→ Dataset rows for apps and sites:
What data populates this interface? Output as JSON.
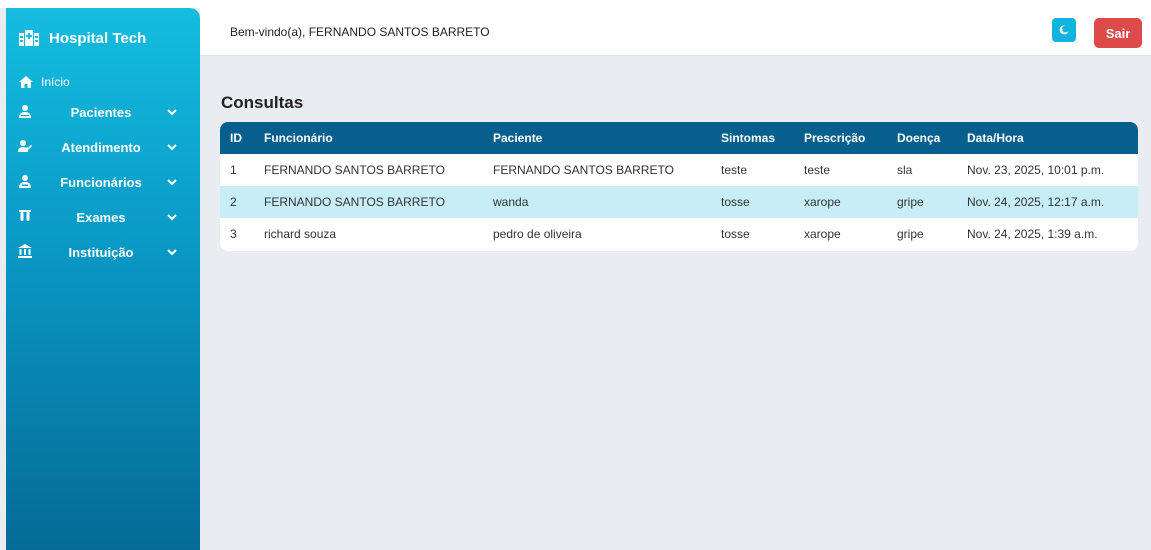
{
  "sidebar": {
    "brand": "Hospital Tech",
    "home": "Início",
    "items": [
      {
        "label": "Pacientes",
        "icon": "user-icon"
      },
      {
        "label": "Atendimento",
        "icon": "user-check-icon"
      },
      {
        "label": "Funcionários",
        "icon": "badge-icon"
      },
      {
        "label": "Exames",
        "icon": "vials-icon"
      },
      {
        "label": "Instituição",
        "icon": "institution-icon"
      }
    ]
  },
  "header": {
    "welcome": "Bem-vindo(a), FERNANDO SANTOS BARRETO",
    "theme_icon": "moon-icon",
    "logout_label": "Sair"
  },
  "main": {
    "title": "Consultas",
    "table": {
      "columns": [
        "ID",
        "Funcionário",
        "Paciente",
        "Sintomas",
        "Prescrição",
        "Doença",
        "Data/Hora"
      ],
      "rows": [
        [
          "1",
          "FERNANDO SANTOS BARRETO",
          "FERNANDO SANTOS BARRETO",
          "teste",
          "teste",
          "sla",
          "Nov. 23, 2025, 10:01 p.m."
        ],
        [
          "2",
          "FERNANDO SANTOS BARRETO",
          "wanda",
          "tosse",
          "xarope",
          "gripe",
          "Nov. 24, 2025, 12:17 a.m."
        ],
        [
          "3",
          "richard souza",
          "pedro de oliveira",
          "tosse",
          "xarope",
          "gripe",
          "Nov. 24, 2025, 1:39 a.m."
        ]
      ]
    }
  },
  "colors": {
    "sidebar_top": "#15bde0",
    "sidebar_bottom": "#066a96",
    "table_header": "#065f8c",
    "row_highlight": "#c7eef6",
    "logout": "#dc4a4a",
    "theme_button": "#13b4dc"
  }
}
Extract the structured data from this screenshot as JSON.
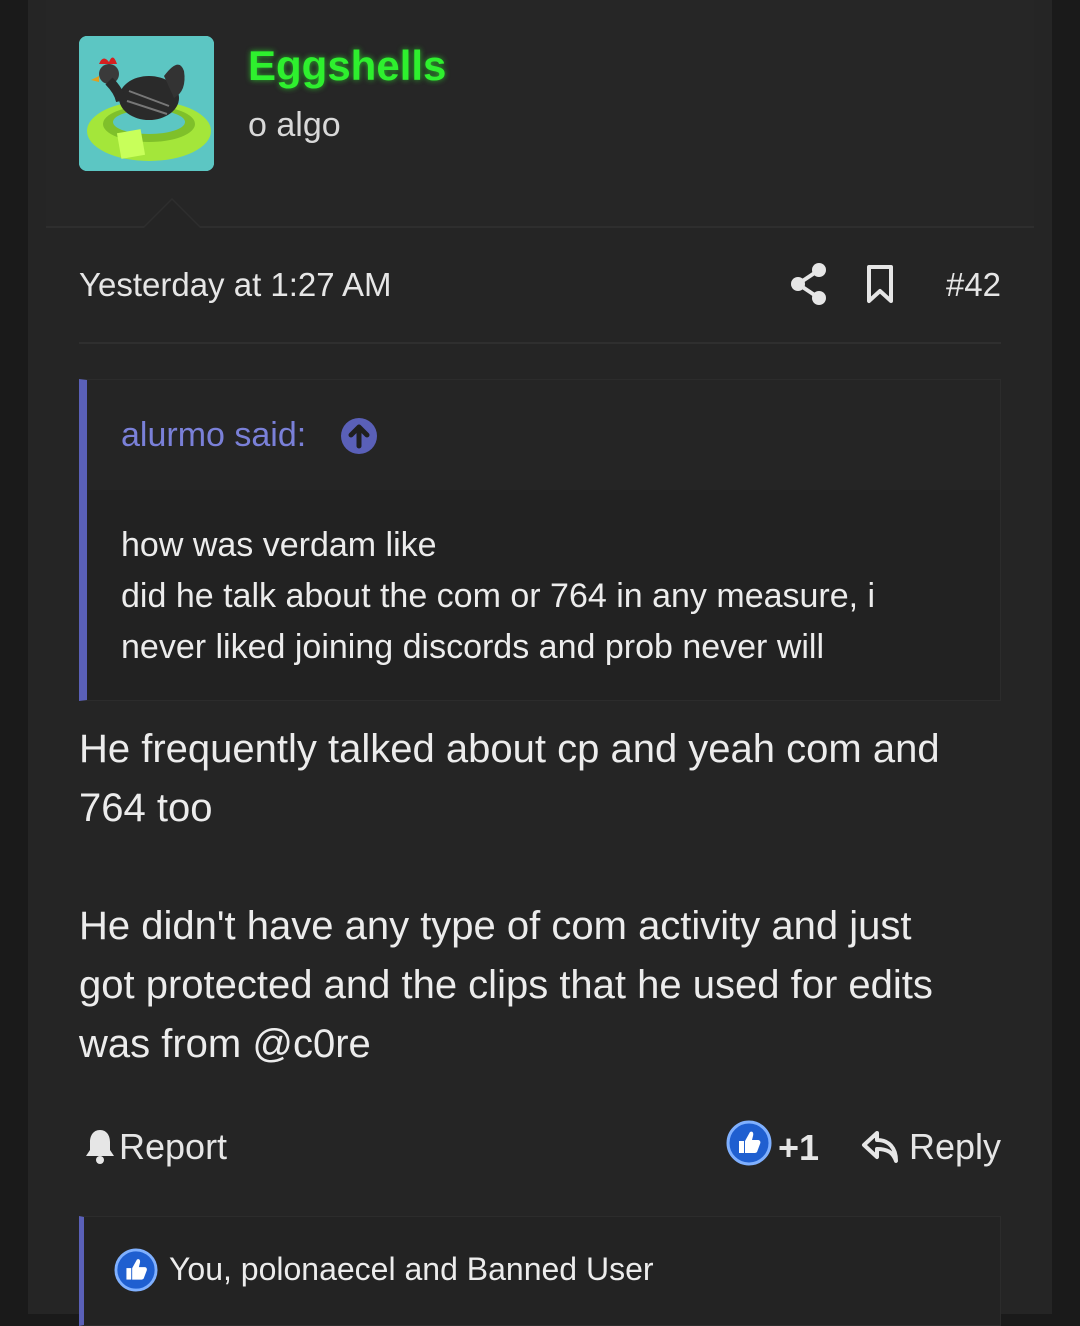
{
  "post": {
    "author": {
      "name": "Eggshells",
      "title": "o algo",
      "name_color": "#2ef02e"
    },
    "meta": {
      "date": "Yesterday at 1:27 AM",
      "post_number": "#42",
      "share_icon": "share-icon",
      "bookmark_icon": "bookmark-icon"
    },
    "quote": {
      "author_label": "alurmo said:",
      "lines": [
        "how was verdam like",
        "did he talk about the com or 764 in any measure, i",
        "never liked joining discords and prob never will"
      ],
      "accent_color": "#5a60b8"
    },
    "body": {
      "paragraph_1_line_1": "He frequently talked about cp and yeah com and",
      "paragraph_1_line_2": "764 too",
      "paragraph_2_line_1": "He didn't have any type of com activity and just",
      "paragraph_2_line_2": "got protected and the clips that he used for edits",
      "paragraph_2_line_3": "was from @c0re"
    },
    "actions": {
      "report_label": "Report",
      "like_count": "+1",
      "reply_label": "Reply"
    },
    "reactions": {
      "text": "You, polonaecel and Banned User"
    }
  }
}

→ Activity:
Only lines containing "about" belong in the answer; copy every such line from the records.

→ Answer section:
        "did he talk about the com or 764 in any measure, i",
      "paragraph_1_line_1": "He frequently talked about cp and yeah com and",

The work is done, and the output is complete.